I’m not really sure of the point of this story. To teach children that life can be cruel? Maybe it is to remind the parent to be attentive. Nonetheless, I post this oddity.
The Story of Little Benjamin
How He Began Life.–His Sad Fate.
Once there was a little chicken; and he woke up one morning, and looked about him.
“This is a snug little room,” thought he. “The walls are smooth and white. I have slept well here. It is warm and nice; but it never struck me till now how small it is.”
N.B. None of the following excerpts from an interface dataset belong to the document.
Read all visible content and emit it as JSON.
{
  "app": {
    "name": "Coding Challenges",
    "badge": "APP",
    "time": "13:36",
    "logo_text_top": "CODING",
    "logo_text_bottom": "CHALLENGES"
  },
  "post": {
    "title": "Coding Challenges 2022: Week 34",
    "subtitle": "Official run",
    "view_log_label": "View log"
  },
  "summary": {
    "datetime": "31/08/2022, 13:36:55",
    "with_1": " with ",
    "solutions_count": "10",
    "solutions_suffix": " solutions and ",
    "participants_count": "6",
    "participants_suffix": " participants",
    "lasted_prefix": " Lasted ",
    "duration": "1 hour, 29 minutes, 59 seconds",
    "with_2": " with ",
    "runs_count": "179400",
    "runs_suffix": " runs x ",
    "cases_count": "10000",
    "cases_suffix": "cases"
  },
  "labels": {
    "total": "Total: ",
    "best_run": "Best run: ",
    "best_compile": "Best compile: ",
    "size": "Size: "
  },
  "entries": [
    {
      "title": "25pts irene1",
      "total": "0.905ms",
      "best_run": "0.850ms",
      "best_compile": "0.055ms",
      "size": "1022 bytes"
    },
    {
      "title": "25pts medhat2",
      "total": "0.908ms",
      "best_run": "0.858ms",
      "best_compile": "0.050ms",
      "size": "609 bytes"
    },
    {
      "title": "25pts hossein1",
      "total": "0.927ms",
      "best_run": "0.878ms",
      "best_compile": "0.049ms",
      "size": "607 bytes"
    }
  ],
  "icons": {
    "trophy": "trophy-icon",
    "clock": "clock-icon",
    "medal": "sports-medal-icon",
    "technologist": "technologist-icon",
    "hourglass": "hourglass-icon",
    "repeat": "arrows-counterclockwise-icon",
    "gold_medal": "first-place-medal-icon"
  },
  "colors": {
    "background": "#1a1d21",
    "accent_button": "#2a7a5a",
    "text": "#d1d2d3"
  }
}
“I have no room,” thought he, “to turn round without hit’ting my head against the wall; and I am sure I couldn’t fly here the least in the world. I should like much to get out. I won’der where the door is, or the win’dow. I think I will tap on the wall.”
So he rapped with his bill. No answer. He rapped again. This time his mother heard him, and rapped in her turn.
“Come in,” said the little chicken.
“No thank you, my dear,” said his mother. “You’d better come out. Make a little hole in the shell and perhaps I’ll help you; though, if you do it all yourself, it will be much to your credit.”
So he made a hole in the shell and peeped out. There was his mother, and there were his eleven brothers and sisters there waiting for him.
He was the twelfth, and just like all the rest.
His mother called him Benjamin, because he was the youngest.
It seemed rather chilly outside.
“I don’t know about this,” said Benjamin. “Perhaps I sha’n’t like it as well as the egg-shell.”
“Come, Benjamin, “said his mother, “we can’t go to breakfast till you are read’y.”
And she made the hole bigger.
“Come, ” said she, “be spry!”
In a little while he was fair’ly out of the shell, and in the cold world. His mother kind’ly cud’dled him under her feath’ers till he was more used to the change of air and the bright light.
“I’m as hun’gry as a bear,” said the el’dest.
“So am I,” and “so am I,” said all the rest.
“That’s a good sign,” said the hen. “So was I when I came out of the shell. When little Benjamin is fairly on his legs, we’ll go to break’fast.”
By and by they went to breakfast.
“I ought to count you before we go,” said the hen: “that’s the rule. But, never mind; I’ll do it after breakfast, you are all so hungry.”
So she set before them the nicest little worms and bugs that were ever eaten, and taught the chickens how to find them for themselves.
“How good they taste!” said the chickens.
“Do you think so?” said the hen. “Wait a sec’ond, and I’ll show you something better still.”
And she made a plunge into the high grass, and brought out a green grasshopper.
“Try that, my dears,” said she. “There’s only a small scrap for each of you: but it will do. It is a rare bit.”
“Why, so it is,” said the eldest.
Just as they had finished their breakfast, pussy, who had been waiting behind the hedge for her breakfast, all at once pounced on little Benjamin, and chewed him up before he could even say “Peep.”
Don’t cry! … He would have been made into a chicken-pie if he had lived to grow up.
“Cluck, cluck!” said the hen. “Come, my chil’dren, stand still, and let me count you; and then we will go and see our relations. Two, four, six, eight, ten–tw– stop a moment: that’s wrong. I’ll begin again. Two, four, six, eight, ten– Why, I thought there were twelve of you! There are only eleven. I must have been mistaken. Come, then, let us go. Cluck, cluck!”
So they walked contentedly away to see their relations, just as pussy was chewing the last of little Benjamin’s feathers! As we came in at the gate, we saw the bad cat, but were too late to spoil her meal, and she took care to get out of our way.
This one is much sweeter and cuter. How delicate a baby’s years are!
Watching by the Cradle
Now go to sleep, baby, for sister is here:
By your side she will watch; so you need never fear.
Mamma will be back by the time you wake,
And give you a kiss for your own darling sake.
While I rock your cradle, and sew on your sack,
Sleep, sleep and dream sweetly: yes she will come back.
See, pussy is curled up asleep on the floor,
And the dog is asleep on the mat by the door.
That’s a dear little baby, She shuts up her eyes,
She opens them now with a drowsy surprise.
And now they are shut: she is still; she’s asleep.
May good angels bless her, and love her, and keep!
Which do you like better, the poems or the stories? Tell us in the comments!